Rukmini is a Chennai-based data journalist. She is the former Data Editor of The Hindu and HuffPost India. She has an M.Sc from the School of Oriental and African Studies (UK) and a Post-Graduate Diploma in Social Communications Media from Sophia Polytechnic, Mumbai.
John Samuel Raja
John Samuel Raja is co-founder of How India Lives, a search engine for public data. Prior to this, he worked as a journalist for 11 years, writing on corporate and economy subjects for the ET, Outlook Business, Business Standard and Mint. He can be reached at firstname.lastname@example.org

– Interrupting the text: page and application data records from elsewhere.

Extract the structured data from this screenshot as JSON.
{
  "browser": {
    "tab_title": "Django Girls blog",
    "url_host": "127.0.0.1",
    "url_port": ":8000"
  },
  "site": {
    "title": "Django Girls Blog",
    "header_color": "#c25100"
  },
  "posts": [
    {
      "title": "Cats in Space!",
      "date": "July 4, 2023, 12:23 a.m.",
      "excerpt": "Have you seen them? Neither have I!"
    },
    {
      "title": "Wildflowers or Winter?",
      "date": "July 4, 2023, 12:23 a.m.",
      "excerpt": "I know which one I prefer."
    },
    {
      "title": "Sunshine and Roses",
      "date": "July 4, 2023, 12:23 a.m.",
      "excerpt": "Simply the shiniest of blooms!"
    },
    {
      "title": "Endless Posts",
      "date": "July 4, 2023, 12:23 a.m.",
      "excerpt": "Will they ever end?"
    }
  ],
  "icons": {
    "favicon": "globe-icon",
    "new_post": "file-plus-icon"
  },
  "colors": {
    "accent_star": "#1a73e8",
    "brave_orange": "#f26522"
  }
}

A journalist for 30 years, Samar Halarnkar is the editor of http://www.article-14.com, a website focussed on the operation of the rule of law in India. His last job was editor of IndiaSpend.org and Factchecker.in, nonprofits focused on data-driven, public-interest journalism. He conceptualized databases and guided related reporting on hate crime, air pollution and other issues. Before that he was managing editor of Hindustan Times and has held other managerial positions at the Indian Express and India Today. He has been a columnist for many years, writing for Scroll, Mint, Hindustan Times, The Globe and Mail (Canada), and the New York Times. Halarnkar has also been a visiting lecturer at the University of California-Berkeley and a fellow at the Nieman Foundation, Harvard. He has won national awards on investigative and technology reporting.